Obviously, numerous modifications and variations of the present invention are possible in light of the above teachings. It is therefore understood that within the scope of the appended claims, the invention may be practiced otherwise than as specifically described herein.

Patent Citations
Cited PatentFiling datePublication dateApplicantTitle
US2733699 *Nov 6, 1952Feb 7, 1956 Krinsky
US2927398 *May 13, 1958Mar 8, 1960Harper George FMultiple stage rocket
US3046694 *Sep 20, 1957Jul 31, 1962Holderer Oscar CJet propelled toy arrangement
US3121292 *Jun 1, 1959Feb 18, 1964Butler Stanley CRocket toys
US3271033 *Feb 25, 1963Sep 6, 1966Johnny E JohnsonToy device for launching and intercepting rotary wing flying targets
US3740896 *Dec 13, 1971Jun 26, 1973Marvin Glass & AssociatesJet powered vehicle
US3962818 *Jun 22, 1972Jun 15, 1976Pippin Jr Reginald FReaction toy arrangement and method
US4411249 *May 27, 1982Oct 25, 1983Fogarty Bonnie RoseToy glider with pneumatic launcher
US4897065 *Jan 30, 1989Jan 30, 1990Marvin Glass & AssociatesToy vehicle and handheld pneumatic launcher
US5032100 *Feb 2, 1990Jul 16, 1991Goldfarb Adolph EToy vehicle and launcher using contractive power of liquid expanded chamber to propel vehicle
Referenced by
Citing PatentFiling datePublication dateApplicantTitle
US5381778 *Jul 2, 1993Jan 17, 1995D'andrade; Bruce M.Pressurized toy rocket with rapid action release mechanism
US5415153 *Feb 4, 1994May 16, 1995Johnson; Lonnie G.Pressurized air/water rocket and launcher
US6347623Jan 12, 2000Feb 19, 2002Spin Master ToysToy projectile launching assembly
US7891166Jun 27, 2007Feb 22, 2011King Fahd University Of Petroleum And MineralsWater rocket engine with a two-phase nozzle

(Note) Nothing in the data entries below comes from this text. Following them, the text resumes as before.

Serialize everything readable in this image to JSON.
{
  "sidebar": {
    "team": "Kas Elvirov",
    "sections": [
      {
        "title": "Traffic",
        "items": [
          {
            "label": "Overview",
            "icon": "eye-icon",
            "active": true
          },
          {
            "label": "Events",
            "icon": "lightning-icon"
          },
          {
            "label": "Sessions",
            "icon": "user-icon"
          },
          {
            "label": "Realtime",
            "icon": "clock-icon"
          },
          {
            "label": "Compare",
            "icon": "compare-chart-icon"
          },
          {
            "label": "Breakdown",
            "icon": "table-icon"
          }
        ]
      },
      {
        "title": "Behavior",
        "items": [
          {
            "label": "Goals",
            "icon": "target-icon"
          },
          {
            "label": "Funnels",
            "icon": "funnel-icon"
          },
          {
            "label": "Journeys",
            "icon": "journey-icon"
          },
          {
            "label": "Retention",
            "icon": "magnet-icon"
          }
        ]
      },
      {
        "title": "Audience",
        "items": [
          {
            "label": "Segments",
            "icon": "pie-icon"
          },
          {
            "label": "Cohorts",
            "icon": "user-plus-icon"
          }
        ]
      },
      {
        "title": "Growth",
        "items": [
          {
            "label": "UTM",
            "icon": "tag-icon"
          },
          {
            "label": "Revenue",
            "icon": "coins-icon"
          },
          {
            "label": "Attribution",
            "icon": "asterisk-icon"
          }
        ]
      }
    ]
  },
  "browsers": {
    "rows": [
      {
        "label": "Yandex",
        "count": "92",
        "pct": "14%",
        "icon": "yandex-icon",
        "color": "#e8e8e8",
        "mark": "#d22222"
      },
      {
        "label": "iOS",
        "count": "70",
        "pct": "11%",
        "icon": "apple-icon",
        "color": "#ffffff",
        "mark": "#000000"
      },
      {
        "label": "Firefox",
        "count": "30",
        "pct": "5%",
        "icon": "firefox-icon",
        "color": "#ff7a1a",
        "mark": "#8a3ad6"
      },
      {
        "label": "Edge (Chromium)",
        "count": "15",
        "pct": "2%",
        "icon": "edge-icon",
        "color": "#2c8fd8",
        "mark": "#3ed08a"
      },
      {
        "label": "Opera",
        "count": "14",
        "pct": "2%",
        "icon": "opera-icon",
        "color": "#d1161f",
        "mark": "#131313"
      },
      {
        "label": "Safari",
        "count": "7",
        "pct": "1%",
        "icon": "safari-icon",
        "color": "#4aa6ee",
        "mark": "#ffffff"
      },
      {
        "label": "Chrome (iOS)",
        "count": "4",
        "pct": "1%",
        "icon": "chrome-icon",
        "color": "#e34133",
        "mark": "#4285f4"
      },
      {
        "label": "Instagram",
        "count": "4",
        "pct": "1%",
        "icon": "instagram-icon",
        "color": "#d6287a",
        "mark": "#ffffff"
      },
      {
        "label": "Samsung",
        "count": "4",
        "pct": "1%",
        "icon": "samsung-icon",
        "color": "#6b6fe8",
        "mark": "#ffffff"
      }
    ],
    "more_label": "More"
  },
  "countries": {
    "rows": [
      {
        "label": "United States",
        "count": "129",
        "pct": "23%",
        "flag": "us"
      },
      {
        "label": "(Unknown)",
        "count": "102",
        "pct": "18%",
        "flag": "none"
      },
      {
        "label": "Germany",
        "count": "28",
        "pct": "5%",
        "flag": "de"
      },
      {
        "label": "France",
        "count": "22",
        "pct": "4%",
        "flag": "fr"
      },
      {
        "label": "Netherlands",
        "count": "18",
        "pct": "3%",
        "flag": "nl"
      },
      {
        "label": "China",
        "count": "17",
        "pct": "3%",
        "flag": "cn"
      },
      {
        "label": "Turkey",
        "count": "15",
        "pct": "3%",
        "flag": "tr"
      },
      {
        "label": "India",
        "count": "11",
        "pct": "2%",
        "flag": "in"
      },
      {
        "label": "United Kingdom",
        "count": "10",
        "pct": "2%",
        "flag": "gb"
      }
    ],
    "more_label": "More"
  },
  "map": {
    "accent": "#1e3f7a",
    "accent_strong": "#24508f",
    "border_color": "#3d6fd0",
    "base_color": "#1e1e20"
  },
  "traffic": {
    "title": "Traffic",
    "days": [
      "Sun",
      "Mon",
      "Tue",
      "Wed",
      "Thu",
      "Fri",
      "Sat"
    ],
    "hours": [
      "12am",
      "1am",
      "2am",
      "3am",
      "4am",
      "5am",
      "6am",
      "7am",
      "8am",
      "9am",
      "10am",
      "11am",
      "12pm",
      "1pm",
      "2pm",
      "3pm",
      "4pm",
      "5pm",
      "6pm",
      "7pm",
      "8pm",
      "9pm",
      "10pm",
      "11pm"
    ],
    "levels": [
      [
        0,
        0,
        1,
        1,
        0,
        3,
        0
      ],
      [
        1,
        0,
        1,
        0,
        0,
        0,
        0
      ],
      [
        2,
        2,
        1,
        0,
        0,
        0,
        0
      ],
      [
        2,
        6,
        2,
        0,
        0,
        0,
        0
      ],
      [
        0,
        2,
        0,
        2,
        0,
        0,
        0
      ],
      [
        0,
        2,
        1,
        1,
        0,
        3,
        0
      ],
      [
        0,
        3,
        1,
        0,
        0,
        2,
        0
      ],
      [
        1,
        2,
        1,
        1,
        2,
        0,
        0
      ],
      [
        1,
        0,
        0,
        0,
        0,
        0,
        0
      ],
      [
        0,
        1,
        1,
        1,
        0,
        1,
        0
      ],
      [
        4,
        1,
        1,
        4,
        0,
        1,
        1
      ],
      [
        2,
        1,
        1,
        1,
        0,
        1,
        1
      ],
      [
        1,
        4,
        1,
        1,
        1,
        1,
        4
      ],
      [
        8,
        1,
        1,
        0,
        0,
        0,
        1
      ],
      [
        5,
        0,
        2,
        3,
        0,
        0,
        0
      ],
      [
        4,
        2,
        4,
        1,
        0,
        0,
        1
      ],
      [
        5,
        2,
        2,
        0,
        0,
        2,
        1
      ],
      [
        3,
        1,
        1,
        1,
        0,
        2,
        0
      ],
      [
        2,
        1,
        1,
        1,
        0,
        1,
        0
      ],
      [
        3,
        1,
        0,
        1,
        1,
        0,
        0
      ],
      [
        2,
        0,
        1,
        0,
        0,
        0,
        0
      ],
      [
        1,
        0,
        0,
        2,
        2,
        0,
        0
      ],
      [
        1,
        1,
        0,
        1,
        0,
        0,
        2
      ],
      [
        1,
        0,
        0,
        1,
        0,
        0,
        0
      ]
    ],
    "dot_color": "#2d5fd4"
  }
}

Classifications
U.S. Classification124/57, 446/212, 124/69, 446/56
International ClassificationA63H27/14, A63H33/18, F41B11/26
Cooperative ClassificationA63H27/14, F41B11/68
European ClassificationF41B11/68, A63H27/14
Legal Events
DateCodeEventDescription
Feb 13, 1995ASAssignment
Owner name: LARAMI INVESTMENT COMPANY, LTD., NEW JERSEY
Free format text: ASSIGNMENT OF ASSIGNORS INTEREST;ASSIGNOR:D ANDRADE, BRUCE M.;REEL/FRAME:007327/0041
Effective date: 19950207
Mar 2, 1995ASAssignment
Owner name: HIAC VII CORP., A DE CORP., RHODE ISLAND
Free format text: ASSIGNMENT OF ASSIGNORS INTEREST;ASSIGNORS:LARAMI COMPANY LIMITED, A HONG KONG CORPORATION;LARAMI INTERNATIONAL, LTD., A NJ CORP.;LARAMI INVESTMENT COMPANY, A DE CORP.;REEL/FRAME:007363/0220
Effective date: 19950223
Apr 20, 1995ASAssignment
Owner name: LARAMI INVESTMENT COMPANY, A DE. CORP., NEW JERSEY
Free format text: CHANGE OF NAME;ASSIGNOR:LARAMI CORPORATION;REEL/FRAME:007470/0113
Effective date: 19940802
Owner name: LARAMI LIMITED (A DE CORP.), NEW JERSEY
Free format text: CHANGE OF NAME;ASSIGNOR:HIAC VII CORP.;REEL/FRAME:007470/0108
Effective date: 19950223
Oct 23, 1996FPAYFee payment
Year of fee payment: 4
Oct 23, 1996SULPSurcharge for late payment
Nov 5, 1996REMIMaintenance fee reminder mailed
Aug 1, 2000FPAYFee payment
Year of fee payment: 8
Oct 14, 2004REMIMaintenance fee reminder mailed
Mar 30, 2005LAPSLapse for failure to pay maintenance fees
May 24, 2005FPExpired due to failure to pay maintenance fee
Effective date: 20050330